Web page and app entries:
■ ■ ■ ■ ■ ■ ■
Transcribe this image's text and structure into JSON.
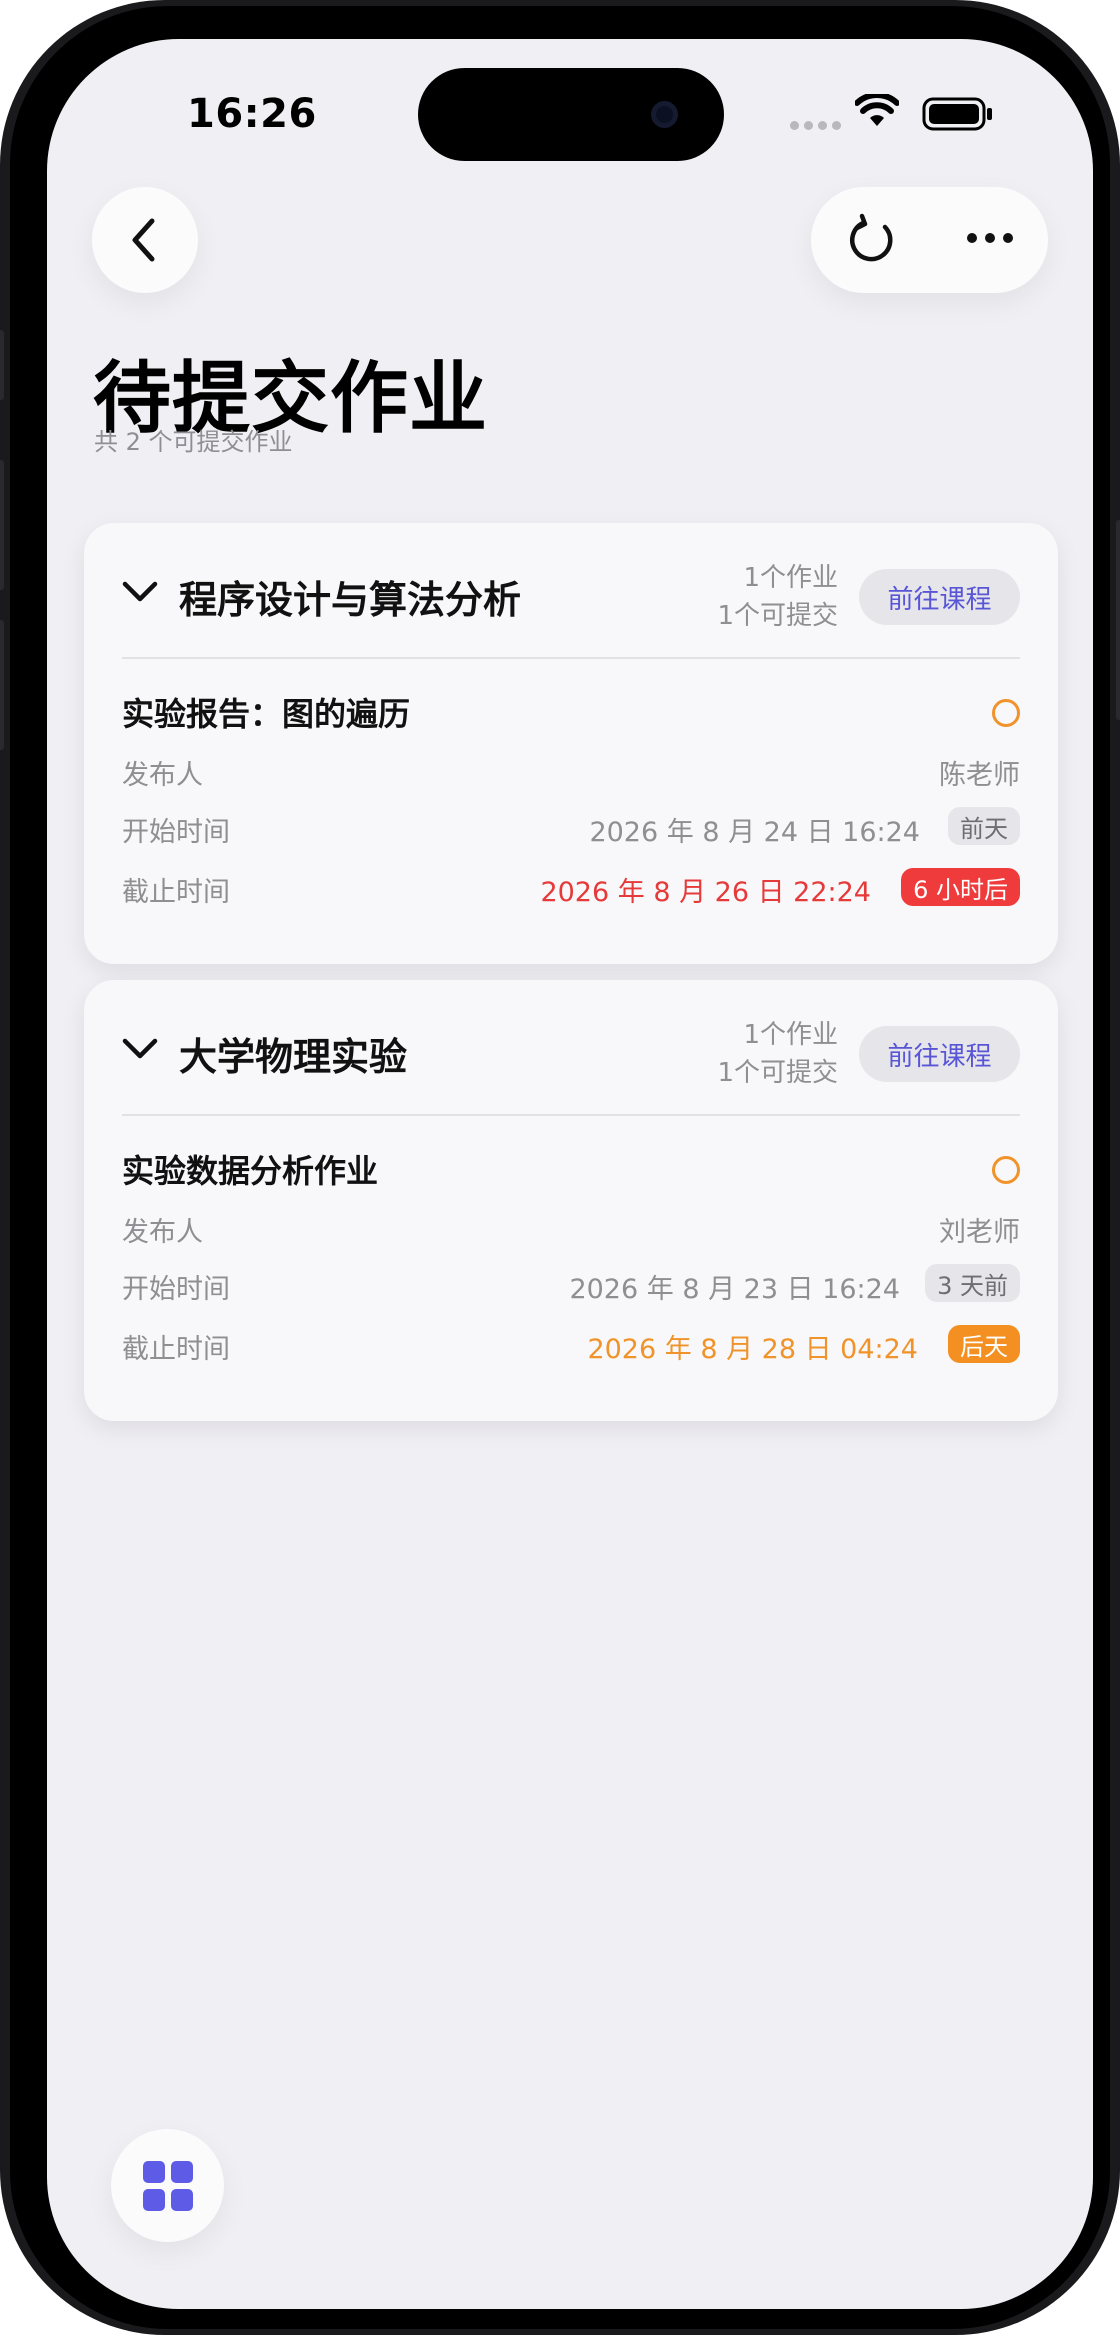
{
  "status_bar": {
    "time": "16:26"
  },
  "header": {
    "title": "待提交作业",
    "subtitle": "共 2 个可提交作业"
  },
  "courses": [
    {
      "name": "程序设计与算法分析",
      "count_assignments": "1个作业",
      "count_submittable": "1个可提交",
      "goto_label": "前往课程",
      "assignment": {
        "title": "实验报告：图的遍历",
        "publisher_label": "发布人",
        "publisher": "陈老师",
        "start_label": "开始时间",
        "start_time": "2026 年 8 月 24 日 16:24",
        "start_tag": "前天",
        "due_label": "截止时间",
        "due_time": "2026 年 8 月 26 日 22:24",
        "due_tag": "6 小时后",
        "due_color": "#e63a3a"
      }
    },
    {
      "name": "大学物理实验",
      "count_assignments": "1个作业",
      "count_submittable": "1个可提交",
      "goto_label": "前往课程",
      "assignment": {
        "title": "实验数据分析作业",
        "publisher_label": "发布人",
        "publisher": "刘老师",
        "start_label": "开始时间",
        "start_time": "2026 年 8 月 23 日 16:24",
        "start_tag": "3 天前",
        "due_label": "截止时间",
        "due_time": "2026 年 8 月 28 日 04:24",
        "due_tag": "后天",
        "due_color": "#f0932b"
      }
    }
  ],
  "icons": {
    "back": "chevron-left-icon",
    "refresh": "refresh-icon",
    "more": "more-horizontal-icon",
    "collapse": "chevron-down-icon",
    "status": "circle-icon",
    "apps": "grid-icon"
  },
  "colors": {
    "accent": "#5e5ce6",
    "urgent": "#ef3b3b",
    "warning": "#f39021",
    "background": "#f0eff4"
  }
}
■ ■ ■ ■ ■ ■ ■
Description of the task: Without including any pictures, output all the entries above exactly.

Response:
Transcribe this image's text and structure into JSON.
{
  "status_bar": {
    "time": "16:26"
  },
  "header": {
    "title": "待提交作业",
    "subtitle": "共 2 个可提交作业"
  },
  "courses": [
    {
      "name": "程序设计与算法分析",
      "count_assignments": "1个作业",
      "count_submittable": "1个可提交",
      "goto_label": "前往课程",
      "assignment": {
        "title": "实验报告：图的遍历",
        "publisher_label": "发布人",
        "publisher": "陈老师",
        "start_label": "开始时间",
        "start_time": "2026 年 8 月 24 日 16:24",
        "start_tag": "前天",
        "due_label": "截止时间",
        "due_time": "2026 年 8 月 26 日 22:24",
        "due_tag": "6 小时后",
        "due_color": "#e63a3a"
      }
    },
    {
      "name": "大学物理实验",
      "count_assignments": "1个作业",
      "count_submittable": "1个可提交",
      "goto_label": "前往课程",
      "assignment": {
        "title": "实验数据分析作业",
        "publisher_label": "发布人",
        "publisher": "刘老师",
        "start_label": "开始时间",
        "start_time": "2026 年 8 月 23 日 16:24",
        "start_tag": "3 天前",
        "due_label": "截止时间",
        "due_time": "2026 年 8 月 28 日 04:24",
        "due_tag": "后天",
        "due_color": "#f0932b"
      }
    }
  ],
  "icons": {
    "back": "chevron-left-icon",
    "refresh": "refresh-icon",
    "more": "more-horizontal-icon",
    "collapse": "chevron-down-icon",
    "status": "circle-icon",
    "apps": "grid-icon"
  },
  "colors": {
    "accent": "#5e5ce6",
    "urgent": "#ef3b3b",
    "warning": "#f39021",
    "background": "#f0eff4"
  }
}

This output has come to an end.